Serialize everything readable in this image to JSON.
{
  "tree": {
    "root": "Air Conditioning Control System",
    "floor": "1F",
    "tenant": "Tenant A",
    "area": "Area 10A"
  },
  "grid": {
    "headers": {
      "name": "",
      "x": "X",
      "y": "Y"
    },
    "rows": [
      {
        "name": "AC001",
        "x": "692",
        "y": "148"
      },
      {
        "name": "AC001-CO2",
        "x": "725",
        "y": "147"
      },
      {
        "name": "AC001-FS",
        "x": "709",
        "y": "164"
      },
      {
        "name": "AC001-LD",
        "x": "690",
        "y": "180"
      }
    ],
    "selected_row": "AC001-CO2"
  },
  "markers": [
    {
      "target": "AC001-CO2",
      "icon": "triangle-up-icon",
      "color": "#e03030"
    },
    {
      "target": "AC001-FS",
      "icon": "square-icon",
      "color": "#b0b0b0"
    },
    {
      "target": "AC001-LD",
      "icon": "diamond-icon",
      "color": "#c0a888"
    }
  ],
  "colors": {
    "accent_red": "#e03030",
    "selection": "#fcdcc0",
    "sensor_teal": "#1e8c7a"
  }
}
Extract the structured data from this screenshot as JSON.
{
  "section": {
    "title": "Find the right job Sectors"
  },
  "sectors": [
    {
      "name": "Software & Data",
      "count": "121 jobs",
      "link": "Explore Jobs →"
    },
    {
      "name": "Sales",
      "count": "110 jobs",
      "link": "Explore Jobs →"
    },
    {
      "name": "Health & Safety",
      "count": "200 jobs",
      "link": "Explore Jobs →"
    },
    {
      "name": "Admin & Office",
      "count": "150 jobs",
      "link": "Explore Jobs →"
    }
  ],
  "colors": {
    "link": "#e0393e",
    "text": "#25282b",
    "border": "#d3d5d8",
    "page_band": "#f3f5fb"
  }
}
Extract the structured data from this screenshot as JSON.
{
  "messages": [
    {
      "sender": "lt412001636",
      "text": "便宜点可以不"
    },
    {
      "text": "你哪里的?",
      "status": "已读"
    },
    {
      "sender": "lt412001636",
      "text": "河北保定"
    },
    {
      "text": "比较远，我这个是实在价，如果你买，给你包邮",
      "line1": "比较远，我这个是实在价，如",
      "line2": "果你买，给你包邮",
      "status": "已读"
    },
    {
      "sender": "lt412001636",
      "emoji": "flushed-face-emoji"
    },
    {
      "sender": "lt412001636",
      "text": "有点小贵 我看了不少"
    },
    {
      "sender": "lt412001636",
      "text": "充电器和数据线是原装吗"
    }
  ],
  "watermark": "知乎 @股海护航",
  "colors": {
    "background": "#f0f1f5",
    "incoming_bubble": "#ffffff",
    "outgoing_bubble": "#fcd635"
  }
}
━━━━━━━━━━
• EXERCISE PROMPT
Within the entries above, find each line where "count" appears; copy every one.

• RESULT FOR THIS EXERCISE
      "count": "121 jobs",
      "count": "110 jobs",
      "count": "200 jobs",
      "count": "150 jobs",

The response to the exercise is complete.